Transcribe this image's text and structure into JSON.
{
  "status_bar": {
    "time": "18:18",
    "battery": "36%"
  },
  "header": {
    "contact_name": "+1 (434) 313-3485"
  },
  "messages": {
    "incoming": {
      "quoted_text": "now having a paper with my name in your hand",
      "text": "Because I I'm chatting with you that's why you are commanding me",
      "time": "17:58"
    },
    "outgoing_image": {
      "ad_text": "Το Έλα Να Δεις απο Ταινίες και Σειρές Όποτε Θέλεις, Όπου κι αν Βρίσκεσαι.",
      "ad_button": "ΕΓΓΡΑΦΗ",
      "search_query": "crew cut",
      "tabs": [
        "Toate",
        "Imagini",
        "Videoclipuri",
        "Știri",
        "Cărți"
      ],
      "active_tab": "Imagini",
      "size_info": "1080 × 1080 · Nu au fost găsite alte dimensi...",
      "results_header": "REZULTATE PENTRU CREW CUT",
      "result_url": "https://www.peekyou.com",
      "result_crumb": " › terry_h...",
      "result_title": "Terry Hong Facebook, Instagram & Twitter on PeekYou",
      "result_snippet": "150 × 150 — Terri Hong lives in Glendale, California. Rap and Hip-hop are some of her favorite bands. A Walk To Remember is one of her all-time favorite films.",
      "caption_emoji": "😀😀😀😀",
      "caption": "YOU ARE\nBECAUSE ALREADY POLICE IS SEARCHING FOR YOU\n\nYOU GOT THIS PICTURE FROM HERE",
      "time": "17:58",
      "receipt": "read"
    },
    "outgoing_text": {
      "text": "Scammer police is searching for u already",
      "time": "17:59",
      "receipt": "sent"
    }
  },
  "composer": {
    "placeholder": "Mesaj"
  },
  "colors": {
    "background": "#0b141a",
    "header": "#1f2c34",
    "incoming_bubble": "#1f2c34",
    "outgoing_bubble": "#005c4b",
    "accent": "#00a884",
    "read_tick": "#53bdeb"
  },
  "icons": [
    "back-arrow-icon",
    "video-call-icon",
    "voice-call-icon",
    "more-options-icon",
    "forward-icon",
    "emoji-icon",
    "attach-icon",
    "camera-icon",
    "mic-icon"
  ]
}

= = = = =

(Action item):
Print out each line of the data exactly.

(Response to the task):
Transcribe this image's text and structure into JSON.
{
  "status_bar": {
    "time": "18:18",
    "battery": "36%"
  },
  "header": {
    "contact_name": "+1 (434) 313-3485"
  },
  "messages": {
    "incoming": {
      "quoted_text": "now having a paper with my name in your hand",
      "text": "Because I I'm chatting with you that's why you are commanding me",
      "time": "17:58"
    },
    "outgoing_image": {
      "ad_text": "Το Έλα Να Δεις απο Ταινίες και Σειρές Όποτε Θέλεις, Όπου κι αν Βρίσκεσαι.",
      "ad_button": "ΕΓΓΡΑΦΗ",
      "search_query": "crew cut",
      "tabs": [
        "Toate",
        "Imagini",
        "Videoclipuri",
        "Știri",
        "Cărți"
      ],
      "active_tab": "Imagini",
      "size_info": "1080 × 1080 · Nu au fost găsite alte dimensi...",
      "results_header": "REZULTATE PENTRU CREW CUT",
      "result_url": "https://www.peekyou.com",
      "result_crumb": " › terry_h...",
      "result_title": "Terry Hong Facebook, Instagram & Twitter on PeekYou",
      "result_snippet": "150 × 150 — Terri Hong lives in Glendale, California. Rap and Hip-hop are some of her favorite bands. A Walk To Remember is one of her all-time favorite films.",
      "caption_emoji": "😀😀😀😀",
      "caption": "YOU ARE\nBECAUSE ALREADY POLICE IS SEARCHING FOR YOU\n\nYOU GOT THIS PICTURE FROM HERE",
      "time": "17:58",
      "receipt": "read"
    },
    "outgoing_text": {
      "text": "Scammer police is searching for u already",
      "time": "17:59",
      "receipt": "sent"
    }
  },
  "composer": {
    "placeholder": "Mesaj"
  },
  "colors": {
    "background": "#0b141a",
    "header": "#1f2c34",
    "incoming_bubble": "#1f2c34",
    "outgoing_bubble": "#005c4b",
    "accent": "#00a884",
    "read_tick": "#53bdeb"
  },
  "icons": [
    "back-arrow-icon",
    "video-call-icon",
    "voice-call-icon",
    "more-options-icon",
    "forward-icon",
    "emoji-icon",
    "attach-icon",
    "camera-icon",
    "mic-icon"
  ]
}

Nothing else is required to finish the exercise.